Track one “Melancholia” begins to set the tone of addressing mental illness. By personifying the gloom, Vince takes his illness outside of his mind and body and portrays it as an organism who he dances with, who he loves, who batters his spirit. Leaving, but always returning. The instrumentals mirror the ebb and flow of the clinical depression that Vince captures in his lyricism. Words that speak directly to episodes of morbidity are expressed through Vince’s thick, emotive voice. It’s no wonder that he decided to name this EP This Depression Is Always Trying To Kill Me.
The next track “Oceans II” is an illustration of the struggle of reaching that place where there is a symphony of twilight; the “almost there” place where mental health prevails. Before we go shaking the crazy out of everyone, let’s not forget that great artistic endeavors were created by people living with mental disorders. And some great talents were said to refer to the terrible mood of depression as the artist’s reward. So, one can say that Vince Grant has rewarded himself with this EP as he challenges the stigma of mental health with brutal honesty. “Oceans II,” from a musical point-of-view, integrates melody with mood and rides the waves.

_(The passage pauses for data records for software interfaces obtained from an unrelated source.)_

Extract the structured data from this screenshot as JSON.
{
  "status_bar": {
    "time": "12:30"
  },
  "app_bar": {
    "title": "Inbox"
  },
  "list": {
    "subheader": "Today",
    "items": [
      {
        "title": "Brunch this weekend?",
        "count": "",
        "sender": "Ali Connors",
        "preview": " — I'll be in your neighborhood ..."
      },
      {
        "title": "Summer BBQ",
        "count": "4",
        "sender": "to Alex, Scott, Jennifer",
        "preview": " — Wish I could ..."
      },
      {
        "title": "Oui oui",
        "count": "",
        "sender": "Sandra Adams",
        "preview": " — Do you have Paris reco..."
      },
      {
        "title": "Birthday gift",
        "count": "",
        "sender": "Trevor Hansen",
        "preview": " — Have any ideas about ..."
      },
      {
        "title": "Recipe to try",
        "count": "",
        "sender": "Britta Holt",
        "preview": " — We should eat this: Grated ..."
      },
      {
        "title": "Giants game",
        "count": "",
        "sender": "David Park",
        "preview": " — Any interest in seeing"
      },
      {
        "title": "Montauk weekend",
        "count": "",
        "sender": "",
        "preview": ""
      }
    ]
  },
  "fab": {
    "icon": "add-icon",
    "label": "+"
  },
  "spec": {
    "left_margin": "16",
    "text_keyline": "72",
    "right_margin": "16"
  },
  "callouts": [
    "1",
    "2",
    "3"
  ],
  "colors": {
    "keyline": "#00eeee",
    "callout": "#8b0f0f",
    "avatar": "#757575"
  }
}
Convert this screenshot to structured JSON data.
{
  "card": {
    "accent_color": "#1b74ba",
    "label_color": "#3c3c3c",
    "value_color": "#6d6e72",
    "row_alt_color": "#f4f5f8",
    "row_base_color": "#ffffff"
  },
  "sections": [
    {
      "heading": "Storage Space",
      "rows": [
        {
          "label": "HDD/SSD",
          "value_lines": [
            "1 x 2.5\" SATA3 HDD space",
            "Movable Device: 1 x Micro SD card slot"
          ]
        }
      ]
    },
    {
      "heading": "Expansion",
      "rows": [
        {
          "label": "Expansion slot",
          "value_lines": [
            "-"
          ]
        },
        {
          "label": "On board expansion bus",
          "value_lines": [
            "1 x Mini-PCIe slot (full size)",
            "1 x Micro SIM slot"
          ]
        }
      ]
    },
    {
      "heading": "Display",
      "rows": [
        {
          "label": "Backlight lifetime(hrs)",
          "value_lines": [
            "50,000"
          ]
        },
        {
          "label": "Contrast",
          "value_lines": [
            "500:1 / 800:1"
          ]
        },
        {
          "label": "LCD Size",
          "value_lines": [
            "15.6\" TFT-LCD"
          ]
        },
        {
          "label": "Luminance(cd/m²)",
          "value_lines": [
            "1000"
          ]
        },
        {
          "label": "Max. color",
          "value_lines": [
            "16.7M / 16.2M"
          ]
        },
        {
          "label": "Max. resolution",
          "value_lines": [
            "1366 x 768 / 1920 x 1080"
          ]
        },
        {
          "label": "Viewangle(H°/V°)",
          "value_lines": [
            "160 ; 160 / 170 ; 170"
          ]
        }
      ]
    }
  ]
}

The following dolorous track “The Edge of the World” starts off with a nice guitar introduction reminiscent of 90s pop-rock. Here Vince sorrowfully delivers an apologia where he expresses the consequences of clinical depression. At the edge of the world, he stands alone. But, what is he asking forgiveness for? He’s sorry for being careless, selfish; he’s sorry for being angry. He’s sorry for his transgressions. The music complements the feeling of great sorrow, but spiritually uplifting.
Sorrow is followed by isolation on the next track “How Many Times You” where Vince faces the dilemma of wanting to break free of depression, break out and hang out, count stars, and read poetry. But the pain cycles back to the depression. This is perhaps one of the saddest songs because it appears to deprive him of figuring out who he really is. The endeavor finishes off with “Sweet Addiction” and addresses the cyclical state of narcotic bondage that most people find themselves when dealing with depression. Vince goes back to emphasizing the loneliness and weight of the illness as he expresses how the sweet addiction—perhaps to drugs or alcohol or maybe even the illness itself—permeates.
Dragging out the endings of his songs only adds to the message of the EP that’s best put in his own words: “I write songs to cope. I’d like to say I write songs to heal, but that may be asking too much.” To say that this EP is promising, good, or great would be a disservice. It’s more than that. It’s an ethereal voice that tells us—we are not alone.